Mr Raabe said he was walking along the beachfront esplanade in Cairns in 1988 when he was targeted by an undercover police officer.
“It was very late at night,” Mr Raabe said.
“I was walking along The Esplanade and a very handsome young man walked towards me and gave me what I thought was ‘the eye’.
“I followed him and we ended up in a very dark corner of the park, totally isolated and surrounded by trees and bushes.
“I approached him cautiously and then eventually brushed up against him and made a suggestion that we get together.
“And he said, ‘That’s a pity, because I’m a policeman.'”
Mr Raabe was arrested and charged with sexual assault and pleaded guilty to the charge in court.
He maintains he only approached the man because he was made to believe it was consensual.
LGBTI Legal Service lawyer Emil McPhee is acting for Mr Raabe and said police posing as gay men appeared to be a common method of charging for homosexual offences at the time.
“The [story] of busting into a room and finding two men in bed doesn’t seem to have happened too often,” he said.
“There are some limited examples of those.

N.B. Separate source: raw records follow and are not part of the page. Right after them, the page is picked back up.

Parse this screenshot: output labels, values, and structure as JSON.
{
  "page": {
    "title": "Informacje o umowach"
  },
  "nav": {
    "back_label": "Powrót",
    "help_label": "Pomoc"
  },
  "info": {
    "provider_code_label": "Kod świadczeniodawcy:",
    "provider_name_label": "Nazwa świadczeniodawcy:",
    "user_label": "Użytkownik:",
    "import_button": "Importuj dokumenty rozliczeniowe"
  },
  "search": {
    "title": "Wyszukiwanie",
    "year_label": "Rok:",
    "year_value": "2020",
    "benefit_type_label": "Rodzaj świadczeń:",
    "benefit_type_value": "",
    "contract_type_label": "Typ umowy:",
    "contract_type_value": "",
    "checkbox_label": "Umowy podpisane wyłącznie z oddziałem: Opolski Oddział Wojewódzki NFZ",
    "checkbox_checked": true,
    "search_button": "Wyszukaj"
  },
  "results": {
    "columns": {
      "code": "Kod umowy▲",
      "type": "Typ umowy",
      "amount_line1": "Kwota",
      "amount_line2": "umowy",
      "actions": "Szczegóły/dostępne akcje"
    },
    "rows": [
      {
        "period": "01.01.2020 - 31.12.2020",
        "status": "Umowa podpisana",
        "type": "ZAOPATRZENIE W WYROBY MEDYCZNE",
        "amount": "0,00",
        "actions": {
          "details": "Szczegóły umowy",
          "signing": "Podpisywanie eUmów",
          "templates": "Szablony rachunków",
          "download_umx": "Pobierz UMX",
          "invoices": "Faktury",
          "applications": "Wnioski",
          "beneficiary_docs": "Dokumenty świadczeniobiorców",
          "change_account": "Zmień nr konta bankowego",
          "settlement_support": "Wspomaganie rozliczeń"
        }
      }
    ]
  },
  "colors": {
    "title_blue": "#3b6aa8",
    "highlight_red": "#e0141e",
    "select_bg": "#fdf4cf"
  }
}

“But it seems like the ones that happened frequently and the ones we had hoped these laws would cover are these offences where somebody was, for lack of a better word, entrapped.”
Most people won’t be able to clear their names, lawyer says
Mr McPhee said the laws as they stood would prevent most people charged with homosexual-related offences from clearing their name, because offences that still existed, such as assault, could not be expunged.
“It was quite unfortunate really that [Alan] spent so long being the poster boy, only to find out quite late in the piece that his wouldn’t be eligible.”
Mr McPhee said that around 500 people would be eligible with a broad test applied, but as things stand, the numbers are unclear.
“It might be only a handful of people, which would be a real problem,” he said.
The Northern Territory Government introduced similar laws this year.
To have a conviction expunged means a person can legally say they were never convicted.
A spokeswoman for Queensland Attorney-General Yvette D’ath said the Queensland legislation, which came into effect on June 30, does allow for modification.
“The Attorney-General specifically drafted the legislation so that there is room to add further offences if pertinent examples come to light.
“It should be noted it is very early days and the Director-General is yet to rule on any applications for expungement,” she said in a statement.
“The apology and the legislation were important steps to acknowledge the harm that had been inflicted on people when homosexual activity was considered a criminal offence.”